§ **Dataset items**
- - - - - - -

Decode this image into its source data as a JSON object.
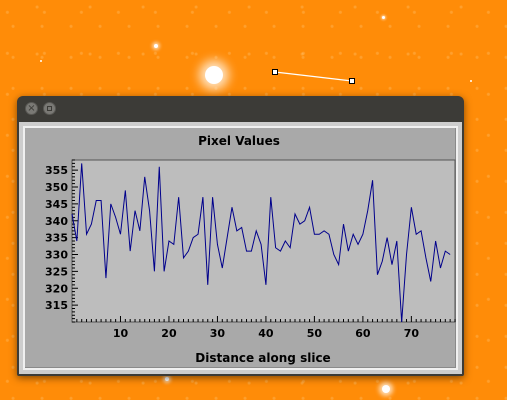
{
  "colors": {
    "background": "#ff8c08",
    "window_frame": "#3c3b37",
    "plot_area": "#bdbdbd",
    "series": "#00008b"
  },
  "titlebar": {
    "close_icon": "close-icon",
    "maximize_icon": "maximize-icon"
  },
  "chart_data": {
    "type": "line",
    "title": "Pixel Values",
    "xlabel": "Distance along slice",
    "ylabel": "",
    "xlim": [
      0,
      79
    ],
    "ylim": [
      310,
      358
    ],
    "xticks": [
      10,
      20,
      30,
      40,
      50,
      60,
      70
    ],
    "yticks": [
      315,
      320,
      325,
      330,
      335,
      340,
      345,
      350,
      355
    ],
    "grid": false,
    "series": [
      {
        "values": [
          342,
          334,
          357,
          336,
          339,
          346,
          346,
          323,
          345,
          341,
          336,
          349,
          331,
          343,
          337,
          353,
          343,
          325,
          356,
          325,
          334,
          333,
          347,
          329,
          331,
          335,
          336,
          347,
          321,
          347,
          333,
          326,
          335,
          344,
          337,
          338,
          331,
          331,
          337,
          333,
          321,
          347,
          332,
          331,
          334,
          332,
          342,
          339,
          340,
          344,
          336,
          336,
          337,
          336,
          330,
          327,
          339,
          331,
          336,
          333,
          336,
          343,
          352,
          324,
          328,
          335,
          327,
          334,
          310,
          330,
          344,
          336,
          337,
          329,
          322,
          334,
          326,
          331,
          330
        ]
      }
    ]
  }
}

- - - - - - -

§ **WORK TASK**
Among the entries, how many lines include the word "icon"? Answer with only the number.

§ **RESPONSE TO THIS EXERCISE**
2